I am a gadget freak. For as long as I can remember, technology has fascinated me, and I always need the newest and coolest thing that's out there.
That goes doubly so for anything Apple related. Ever since the first iPod came out, I think I've purchased everything they've ever released. I've had every generation of iPhone. I had every generation of the iPod before the iPhone rendered it obsolete. I've had most of the iPads, and I've had various MacBooks and MacBook Airs and iMacs.
Which is to say: I have an Apple problem. I'm a fanboy. I don't mind admitting it.
So when Tim Cook took the stage last September and announced the Apple Watch, I felt that familiar fluttering in my chest. I needed this. It was a watch and a fitness tracker, but it was also the communication device I dreamed about as a kid. Yes, I was enough of a dork that I dreamed about futuristic communication devices. I told you I have a problem.
I envisioned the Apple Watch as the thing that would free me from the chains of my phone, because I hate that we have become a society constantly glued to our phone screens. I am often particularly guilty of this. Instead of viewing the world around me, I'm looking at a screen. I'll go to dinner with three friends, and all four of us are staring at our phones, reading hilarious tweets, updating Facebook. But we aren't talking to each other.
In my head, the Apple Watch would be the device that cured those ailments. If a notification came in, I could glance at my watch, rather than pulling my phone out of my pocket. Conversations wouldn't be interrupted. And when driving, I could receive and glance at text messages and emails without the fear of being pulled over by a Las Vegas cop.

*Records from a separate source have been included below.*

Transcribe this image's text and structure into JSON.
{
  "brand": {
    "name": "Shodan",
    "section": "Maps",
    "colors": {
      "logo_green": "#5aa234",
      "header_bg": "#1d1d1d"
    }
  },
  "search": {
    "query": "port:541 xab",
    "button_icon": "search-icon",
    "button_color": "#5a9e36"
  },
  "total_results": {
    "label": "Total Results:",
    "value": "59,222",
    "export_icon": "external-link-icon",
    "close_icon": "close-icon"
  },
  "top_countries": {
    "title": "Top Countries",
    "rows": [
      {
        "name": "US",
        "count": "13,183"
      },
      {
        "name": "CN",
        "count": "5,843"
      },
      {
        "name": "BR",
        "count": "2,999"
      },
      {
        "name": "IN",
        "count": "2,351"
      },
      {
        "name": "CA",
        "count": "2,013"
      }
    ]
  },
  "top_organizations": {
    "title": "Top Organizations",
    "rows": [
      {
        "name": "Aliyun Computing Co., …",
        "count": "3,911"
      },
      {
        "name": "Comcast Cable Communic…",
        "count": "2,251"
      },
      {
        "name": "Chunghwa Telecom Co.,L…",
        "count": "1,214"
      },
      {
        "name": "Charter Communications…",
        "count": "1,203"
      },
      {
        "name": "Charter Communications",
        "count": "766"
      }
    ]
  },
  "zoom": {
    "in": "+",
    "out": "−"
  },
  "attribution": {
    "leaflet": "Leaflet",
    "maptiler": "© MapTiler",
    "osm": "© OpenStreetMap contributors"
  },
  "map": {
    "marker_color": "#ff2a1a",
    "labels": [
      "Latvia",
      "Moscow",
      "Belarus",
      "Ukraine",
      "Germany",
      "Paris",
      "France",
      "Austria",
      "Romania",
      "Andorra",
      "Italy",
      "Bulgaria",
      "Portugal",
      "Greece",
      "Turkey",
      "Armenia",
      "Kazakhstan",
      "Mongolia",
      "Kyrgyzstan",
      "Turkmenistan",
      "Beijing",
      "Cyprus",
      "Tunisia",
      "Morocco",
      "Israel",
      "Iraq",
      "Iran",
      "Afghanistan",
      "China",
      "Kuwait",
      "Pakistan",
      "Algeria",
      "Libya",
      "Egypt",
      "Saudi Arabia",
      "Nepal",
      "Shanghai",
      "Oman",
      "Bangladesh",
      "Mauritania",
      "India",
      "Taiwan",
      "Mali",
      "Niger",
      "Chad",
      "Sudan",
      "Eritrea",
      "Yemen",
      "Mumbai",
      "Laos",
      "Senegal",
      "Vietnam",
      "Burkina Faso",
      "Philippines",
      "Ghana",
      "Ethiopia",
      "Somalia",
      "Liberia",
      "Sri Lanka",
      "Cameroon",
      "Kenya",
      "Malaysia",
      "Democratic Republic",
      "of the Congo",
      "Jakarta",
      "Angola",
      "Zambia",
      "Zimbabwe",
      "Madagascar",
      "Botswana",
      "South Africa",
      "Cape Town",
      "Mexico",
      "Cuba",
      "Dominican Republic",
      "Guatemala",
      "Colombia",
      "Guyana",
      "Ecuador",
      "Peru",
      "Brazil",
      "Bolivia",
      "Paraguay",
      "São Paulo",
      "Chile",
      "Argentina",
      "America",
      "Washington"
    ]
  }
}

In my head, the Apple Watch is the perfect compliment to my life. But in reality, it is not. It could be. Someday. But right now, it's not.
In my time with the Apple Watch, I mostly felt confused. And that's a new feeling for me with Apple products, because they usually just work. They're intuitive. The Apple Watch is not intuitive, because Apple has introduced an entirely new way of navigating. I couldn't figure out what was supposed to happen when I turned the Digital Crown. It took me awhile to figure out that I couldn't do anything with Glances, which are screens that offer information. But in order to act on the information in the Glances, you have to go into the specific apps, and that's where I'd lose track of what I was supposed to press in order to get where I wanted to go.
And there are performance issues. The watch lags from time to time, though Apple says that will be addressed with updates to the Watch. But it doesn't give you the same smooth, out of the box feeling as every other Apple product. This is a first-generation product, and it feels like it.
THE GOOD THINGS.
But despite those issues, this is a product with a bright future. It is easily the best smartwatch on the market. I can easily envision a day when this thing does finally free me from my phone.
My two favorite Apple Watch features are the Taptic Engine and the fitness tracking capabilities.
The Taptic Engine, put simply, is the way the watch gives you notifications. Through some kind of black magic, the back of the Watch actually taps your wrist when you have a new notification. It literally feels like you are tapping your own wrist, which is both awesome and disconcerting.
But it is a much better method of notification than having your phone beep or buzz. And I can see it being useful for poker players who prefer to concentrate rather than have outside screens distracting them.
The fitness tracking tools, though not entirely accurate at all times, are great. The watch measures your steps, distance and more, but it also keeps track of your heart rate. The heart rate tool didn't provide the same kind of accuracy as, say, a chest strap heart monitor. But for a watch that is measuring your heart rate by reading the back of your wrist, it's pretty good.
For those who are sedentary for much of the day, the Apple Watch could be a godsend. The Activity app allows you to set your own targets in calories burned, steps and time standing, and each goal is displayed as three rings on the watch. The watch also reminds you to stand up from your desk once an hour, and tracks your total time standing over the course of the day.
The Workout app offers several preset cardio workouts, though the list is not extensive. You've got running and cycling and others. When you're using the Workout app, the accelerometer and heart rate monitor work in conjunction with each other to track data on an even more sensitive level. But much like every other fitness tracker, the watch isn't going to be much use to those of you who lift weights, as it has no way to track activities that don't raise your heart rate to high levels.
Much like the rest of the watch, there is a lot of promise in the fitness tracking capabilities. But it's not perfect yet.
Make no mistake about it: this is a watch for early adopters. It's cool, and you can see a day when it becomes a part of your everyday life. And I do believe there will come a day when devices like this free you from the grasp of other technologies, and that's a good thing.
But that day isn't today. Unless you absolutely have to have the latest Apple products, you don't need the Apple Watch. My advice? Wait a year and see if the early issues have been ironed out, or just wait for the second generation.
If there's anything we have learned from Apple over the years, it's that they have a unique ability to make each new version of their devices much more incredible than the last. I think that will be the case with the Watch, and I'm willing to wait and find out.
What do you think?